It lowers cholesterol, helps prevent constipation, decreases risk of cancer, and is relatively inexpensive, yet is absent in many of the fad diets that we follow. I’m talking about fiber. Understanding how it has become the forgotten stepchild in the American diet may be key to help your long-term health.
Fact: Americans consume less than half of the recommended amount of fiber every day. Most of us do not know exactly what fiber is, or how it can help.
Fact: Dietary fibers are ingredients in plants, and are a kind of complex carbohydrate. Soluble fiber is the edible part of a plant, which is partially digested and absorbed by our bodies. Sources include vegetables such as carrots, broccoli, onions and artichokes. Insoluble fibers, such as those found in stringy celery, are not absorbed by our bodies at all, but can still help us by bulking up stools.
Fact: Complex carbohydrates such as fiber have multiple health benefits and are very different from simple carbohydrates. Simple carbs — found in sodas, fruit drinks, white flour, breads, white rice and many processed foods — are digested by the body very quickly. The body treats them just as it does sugar — by raising insulin levels and increasing blood sugar, leading to diabetes and weight gain. Recent studies have shown that simple carbs are so bad for you that you are better off eating high-cholesterol foods than foods full of sugar.
Take-home message: Simple carbs lead to health problems, but complex carbs rich in fiber have tremendous health benefits.
This important difference was highlighted in a recent study that looked at the popular Paleo diet. This high-fat, low-carb diet tries to duplicate the way that cavemen ate. It has helped with short-term weight loss, but this study suggested that the elimination of grains from the diet resulted in a change in the kind of beneficial bacteria in the gastrointestinal tract, leading to long-term health problems.
Further evidence that the choice of carbs really matters comes from a study in the medical journal Lancet, which showed that both low-carb and high-carb diets were associated with higher mortality. The optimal risk was associated with a moderate-carb diet of 50% to 55% consisting of carbohydrates. While plant-based diets favoring carbs, protein and fat intake from vegetables, nuts, peanut butter and whole-grains breads were linked to longer lives, the opposite was true of low-carb diets rich in animal-based proteins. In short, it is all about the type of carbs that you are eating.
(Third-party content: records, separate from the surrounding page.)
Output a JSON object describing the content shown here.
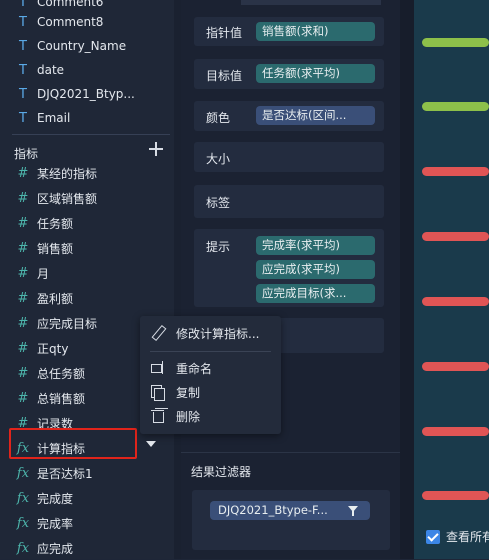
{
  "dimensions": {
    "items": [
      {
        "label": "Comment6",
        "icon": "text-type-icon"
      },
      {
        "label": "Comment8",
        "icon": "text-type-icon"
      },
      {
        "label": "Country_Name",
        "icon": "text-type-icon"
      },
      {
        "label": "date",
        "icon": "text-type-icon"
      },
      {
        "label": "DJQ2021_Btyp...",
        "icon": "text-type-icon"
      },
      {
        "label": "Email",
        "icon": "text-type-icon"
      }
    ]
  },
  "metrics": {
    "header": "指标",
    "items": [
      {
        "label": "某经的指标",
        "kind": "number"
      },
      {
        "label": "区域销售额",
        "kind": "number"
      },
      {
        "label": "任务额",
        "kind": "number"
      },
      {
        "label": "销售额",
        "kind": "number"
      },
      {
        "label": "月",
        "kind": "number"
      },
      {
        "label": "盈利额",
        "kind": "number"
      },
      {
        "label": "应完成目标",
        "kind": "number"
      },
      {
        "label": "正qty",
        "kind": "number"
      },
      {
        "label": "总任务额",
        "kind": "number"
      },
      {
        "label": "总销售额",
        "kind": "number"
      },
      {
        "label": "记录数",
        "kind": "number"
      },
      {
        "label": "计算指标",
        "kind": "calc"
      },
      {
        "label": "是否达标1",
        "kind": "calc"
      },
      {
        "label": "完成度",
        "kind": "calc"
      },
      {
        "label": "完成率",
        "kind": "calc"
      },
      {
        "label": "应完成",
        "kind": "calc"
      }
    ]
  },
  "icons": {
    "number": "#",
    "text": "T",
    "calc": "fx"
  },
  "config": {
    "pointer": {
      "label": "指针值",
      "chip": "销售额(求和)"
    },
    "target": {
      "label": "目标值",
      "chip": "任务额(求平均)"
    },
    "color": {
      "label": "颜色",
      "chip": "是否达标(区间..."
    },
    "size": {
      "label": "大小"
    },
    "tag": {
      "label": "标签"
    },
    "tooltip": {
      "label": "提示",
      "chips": [
        "完成率(求平均)",
        "应完成(求平均)",
        "应完成目标(求..."
      ]
    }
  },
  "result_filter": {
    "title": "结果过滤器",
    "chip": "DJQ2021_Btype-F..."
  },
  "context_menu": {
    "items": [
      {
        "label": "修改计算指标...",
        "icon": "edit-icon"
      },
      {
        "label": "重命名",
        "icon": "rename-icon"
      },
      {
        "label": "复制",
        "icon": "copy-icon"
      },
      {
        "label": "删除",
        "icon": "delete-icon"
      }
    ]
  },
  "chart": {
    "bar_colors": [
      "#8dc04a",
      "#8dc04a",
      "#e05555",
      "#e05555",
      "#e05555",
      "#e05555",
      "#e05555",
      "#e05555",
      "#e05555"
    ]
  },
  "footer": {
    "show_all_label": "查看所有",
    "show_all_checked": true
  }
}
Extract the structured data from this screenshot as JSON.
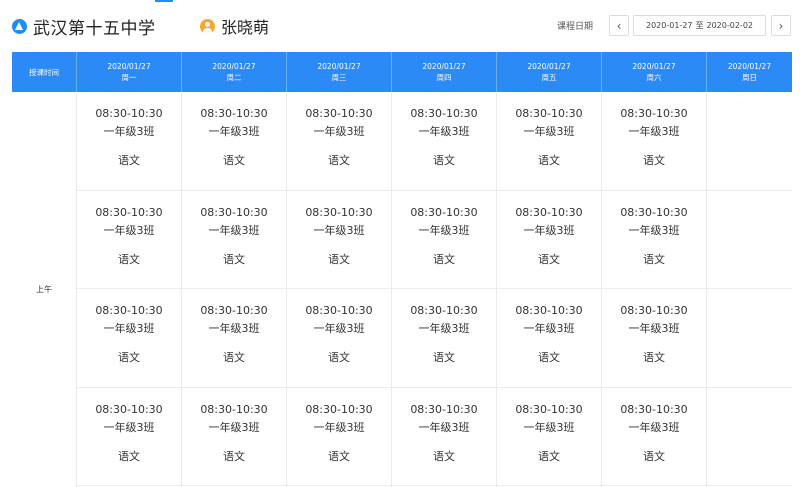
{
  "header": {
    "school_icon": "school-icon",
    "school_name": "武汉第十五中学",
    "teacher_icon": "user-icon",
    "teacher_name": "张晓萌",
    "date_label": "课程日期",
    "date_start": "2020-01-27",
    "date_sep": "至",
    "date_end": "2020-02-02",
    "prev_icon": "chevron-left-icon",
    "next_icon": "chevron-right-icon",
    "accent_color": "#2b8af5"
  },
  "table": {
    "time_header": "授课时间",
    "days": [
      {
        "date": "2020/01/27",
        "weekday": "周一"
      },
      {
        "date": "2020/01/27",
        "weekday": "周二"
      },
      {
        "date": "2020/01/27",
        "weekday": "周三"
      },
      {
        "date": "2020/01/27",
        "weekday": "周四"
      },
      {
        "date": "2020/01/27",
        "weekday": "周五"
      },
      {
        "date": "2020/01/27",
        "weekday": "周六"
      },
      {
        "date": "2020/01/27",
        "weekday": "周日"
      }
    ],
    "period": "上午",
    "slots": [
      [
        {
          "time": "08:30-10:30",
          "class": "一年级3班",
          "subject": "语文"
        },
        {
          "time": "08:30-10:30",
          "class": "一年级3班",
          "subject": "语文"
        },
        {
          "time": "08:30-10:30",
          "class": "一年级3班",
          "subject": "语文"
        },
        {
          "time": "08:30-10:30",
          "class": "一年级3班",
          "subject": "语文"
        }
      ],
      [
        {
          "time": "08:30-10:30",
          "class": "一年级3班",
          "subject": "语文"
        },
        {
          "time": "08:30-10:30",
          "class": "一年级3班",
          "subject": "语文"
        },
        {
          "time": "08:30-10:30",
          "class": "一年级3班",
          "subject": "语文"
        },
        {
          "time": "08:30-10:30",
          "class": "一年级3班",
          "subject": "语文"
        }
      ],
      [
        {
          "time": "08:30-10:30",
          "class": "一年级3班",
          "subject": "语文"
        },
        {
          "time": "08:30-10:30",
          "class": "一年级3班",
          "subject": "语文"
        },
        {
          "time": "08:30-10:30",
          "class": "一年级3班",
          "subject": "语文"
        },
        {
          "time": "08:30-10:30",
          "class": "一年级3班",
          "subject": "语文"
        }
      ],
      [
        {
          "time": "08:30-10:30",
          "class": "一年级3班",
          "subject": "语文"
        },
        {
          "time": "08:30-10:30",
          "class": "一年级3班",
          "subject": "语文"
        },
        {
          "time": "08:30-10:30",
          "class": "一年级3班",
          "subject": "语文"
        },
        {
          "time": "08:30-10:30",
          "class": "一年级3班",
          "subject": "语文"
        }
      ],
      [
        {
          "time": "08:30-10:30",
          "class": "一年级3班",
          "subject": "语文"
        },
        {
          "time": "08:30-10:30",
          "class": "一年级3班",
          "subject": "语文"
        },
        {
          "time": "08:30-10:30",
          "class": "一年级3班",
          "subject": "语文"
        },
        {
          "time": "08:30-10:30",
          "class": "一年级3班",
          "subject": "语文"
        }
      ],
      [
        {
          "time": "08:30-10:30",
          "class": "一年级3班",
          "subject": "语文"
        },
        {
          "time": "08:30-10:30",
          "class": "一年级3班",
          "subject": "语文"
        },
        {
          "time": "08:30-10:30",
          "class": "一年级3班",
          "subject": "语文"
        },
        {
          "time": "08:30-10:30",
          "class": "一年级3班",
          "subject": "语文"
        }
      ],
      [
        {},
        {},
        {},
        {}
      ]
    ]
  }
}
Dietary fiber has protective effects against chronic diseases other than those of the heart. Diabetes, metabolic syndrome, inflammatory bowel disease, diverticular disease, obesity and colorectal cancer rates are decreased when fiber is added. The average American daily fiber intake is only 15 grams a day. The American Dietetic Association recommendations are to increase this to as much as 30 to 35 grams, less for children and the elderly. There is no upper limit of fiber that can be good for you, but tolerance can be a problem. Gas and belly discomfort can occur if you increase your fiber intake too quickly.
Foods that have lots of fiber include grains (corn bran 60g/cup, barley 32g/cup, wheat 24g/cup, brown rice 6.7g/cup, and whole grain pasta 9g/cup), proteins (kidney beans 46g/cup, soybeans 30g/cup, peas 43g/cup, almonds 16g/cup, peanuts 13g/cup), fruits (dried peaches 13g/cup, dried plums 12g/cup, avocado 10g/cup, oranges 7g/cup and apples 3g/cup), and vegetables (mashed potatoes 14g/cup, mixed edamame 8g/cup, and tomatoes 6g/cup).
For the juicer fans who are reading this, a word of caution. Straining out the pulp from juice clearly eliminates fiber, but it also has been suggested that processing fruits and vegetables through juicing, rather than eating whole produce, can degrade fiber quality, and worsen blood sugar control.
Increasing fiber content in your diet may be one of the most important things that you can do for long-term health. But add fiber over a period of weeks or your stomach and friends may pay the price. If you absolutely cannot get fiber intake up, then supplements can help, but sticking with whole foods is best.
David Becker, M.D., is a frequent Inquirer contributor and a board-certified cardiologist with Chestnut Hill Temple Cardiology in Flourtown, Pa. He has been in practice for more than 25 years.